■ PROBLEM TO WORK ON
Say how many lines in the listing below contain the word "Internet". Give the number alone.

■ ENTRIES SHOWN
Segment Open

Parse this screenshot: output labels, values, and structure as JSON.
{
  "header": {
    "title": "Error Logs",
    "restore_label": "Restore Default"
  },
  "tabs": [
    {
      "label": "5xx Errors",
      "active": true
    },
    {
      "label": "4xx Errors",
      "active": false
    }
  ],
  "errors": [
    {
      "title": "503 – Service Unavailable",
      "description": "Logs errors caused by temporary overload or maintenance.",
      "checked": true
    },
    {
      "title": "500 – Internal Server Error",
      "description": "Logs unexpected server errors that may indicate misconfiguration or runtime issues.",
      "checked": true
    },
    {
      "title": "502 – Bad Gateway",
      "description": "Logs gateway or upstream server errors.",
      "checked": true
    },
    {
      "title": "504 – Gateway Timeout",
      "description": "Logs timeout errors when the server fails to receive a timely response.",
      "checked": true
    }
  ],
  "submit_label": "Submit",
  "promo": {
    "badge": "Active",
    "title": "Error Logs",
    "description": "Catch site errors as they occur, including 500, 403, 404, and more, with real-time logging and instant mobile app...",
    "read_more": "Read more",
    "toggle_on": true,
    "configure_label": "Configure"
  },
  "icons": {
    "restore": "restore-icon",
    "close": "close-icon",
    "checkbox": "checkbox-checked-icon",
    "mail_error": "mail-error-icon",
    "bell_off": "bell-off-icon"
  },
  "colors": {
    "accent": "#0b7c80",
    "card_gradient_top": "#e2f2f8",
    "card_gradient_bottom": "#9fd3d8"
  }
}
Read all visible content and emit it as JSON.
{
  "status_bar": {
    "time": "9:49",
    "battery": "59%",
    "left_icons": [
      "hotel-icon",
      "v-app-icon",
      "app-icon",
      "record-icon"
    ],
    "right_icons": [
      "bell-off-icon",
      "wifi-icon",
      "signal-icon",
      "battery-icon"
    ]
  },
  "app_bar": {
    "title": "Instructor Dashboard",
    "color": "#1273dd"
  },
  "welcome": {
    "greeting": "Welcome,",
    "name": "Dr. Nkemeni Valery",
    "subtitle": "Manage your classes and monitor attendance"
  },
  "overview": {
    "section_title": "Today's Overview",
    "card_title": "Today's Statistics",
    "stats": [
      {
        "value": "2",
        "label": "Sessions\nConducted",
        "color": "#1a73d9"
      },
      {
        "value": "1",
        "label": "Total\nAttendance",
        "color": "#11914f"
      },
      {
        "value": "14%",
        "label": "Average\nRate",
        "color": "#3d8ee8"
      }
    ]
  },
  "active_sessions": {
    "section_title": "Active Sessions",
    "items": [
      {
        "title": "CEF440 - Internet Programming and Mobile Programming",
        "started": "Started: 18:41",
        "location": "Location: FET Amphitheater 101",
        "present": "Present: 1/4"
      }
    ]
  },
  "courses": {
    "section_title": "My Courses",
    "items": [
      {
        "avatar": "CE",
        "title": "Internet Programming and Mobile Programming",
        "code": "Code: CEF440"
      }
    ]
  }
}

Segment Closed

■ EXERCISE RESULT
2